Just as last week’s column attempted to describe the loss a surviving cancer patient feels when a fellow cancer patient succumbs to his disease, this week’s column will attempt the opposite: describe the feeling a surviving cancer patient feels when a new lung cancer patients joins the club. Specifically, an individual (who I met this week, coincidentally) who exudes the kind of confidence and positive attitude necessary to endure the bumpy road ahead. Unfortunately, one doesn’t always have the luxury to avoid the road/not join the club; to quote Grouch Marx: “I don’t want to belong to a club that will accept me as a member.” If only it were that funny – and simple.
With respect to lung cancer patients, typically a late-stage diagnosis: stage IV (there is no stage V), is heard early on the initial appointment with one’s oncologist. Given that there is at present, no agreed-upon approach to screen for lung cancer and in many cases, patients are often symptom-free or experiencing discomfort not in the lungs; nor having any difficulty breathing, coughing or coughing up blood, among other symptoms, especially so for non-smokers who now represent upwards of 25 percent of new lung cancer patients, this is not uncommon.
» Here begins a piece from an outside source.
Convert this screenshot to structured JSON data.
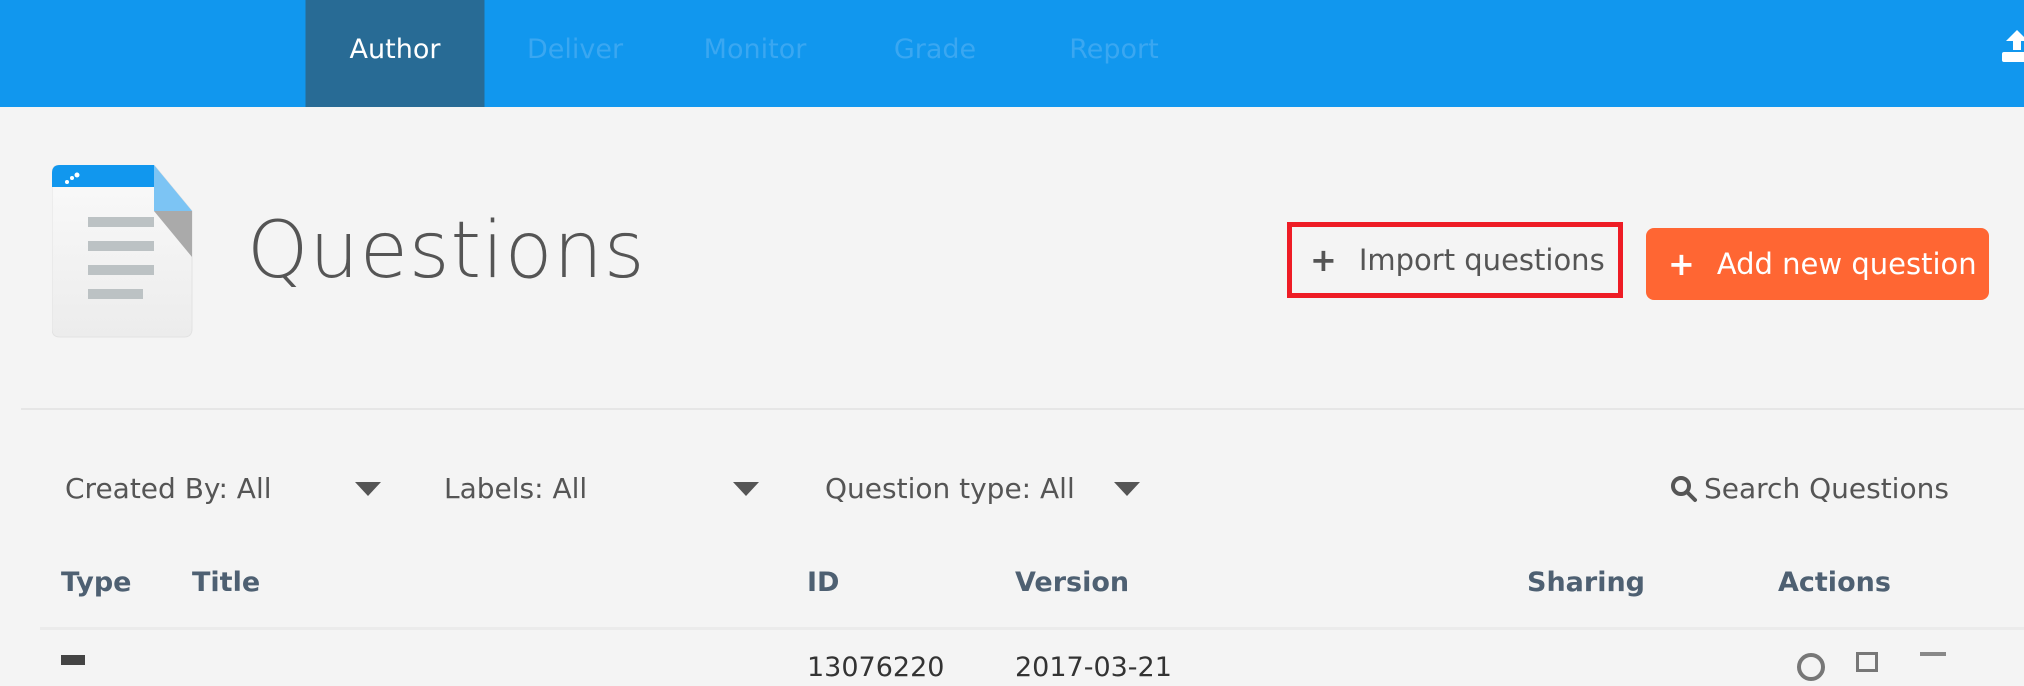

For multiple reasons then, lung cancer remains the leading cause of cancer deaths in this country, projected at 158,000 in 2016, as well the leading cause of new cases of cancer reported every year, projected at 225,000, “more than colon, breast and prostate cancer combined,” according to cancer.org. One percent live beyond two years, according to cancer.net.
Generally speaking then, one can say, with a reasonable amount of confidence, that receiving a diagnosis of lung cancer is devastating news and for a few days anyway, knocks the wind completely out of your sails, even if you don’t own a sailboat. It’s almost impossible, eight years post-diagnosis, to articulate exactly how I felt when a doctor (an oncologist) whom I had never met told me I had stage IV, non-small cell lung cancer and advised me I had “13 months to two years” to live (I was 54 and a half at the time and a life-long non-smoker). Out of the blue doesn’t even begin to describe my reaction. Surreal, which was my general sense of what I had just heard is also a very common description, as I have likewise heard and read from other newly diagnosed cancer patients.
So you need to find help anywhere you can get it. For me, the most valuable help was/is emotional: people being supportive, encouraging, funny, unafraid to face my reality and most importantly, positive – about the negative. Don’t tell me anything that I’m doing is bad. Tell me everything I’m doing is good. Minimize the negative and maximize the positive. Don’t be overconfident but do be underwhelmed. Take my circumstances in stride. Don’t walk quietly and don’t carry a big stick. Treat me normally – in spite of my cancer, as you would had I not been so diagnosed.
If I am treated in these ways, I will – and think I have become, a welcome addition to the club. Because this is a club that needs individuals to step up and fight not only for themselves but for to others as well. And if in fact what goes around comes around, I will be similarly embraced and moreover, cared for and about; and it’s the strength in these numbers that will empower me to be the best cancer patient I can. And when I meet a fellow cancer patient, this how I will roll: concerned but emotionally available, serious but funny, respectful but disarming, realistic but hopeful and always positive about their negative. If I am turn treated in a similar way and the patient expresses the kind of good-in-the-locker-room type of attitude necessary for the long journey ahead, I will feel stronger and more hopeful for my own circumstances than I would have had I not met this new patient.
Cancer shouldn’t be a singular pursuit. I need your help, and I’m willing to offer mine. If we help other, we’ll both be better served because of it. This is not meant to be selfish, it is meant to be selfless. There is no “I” in cancer.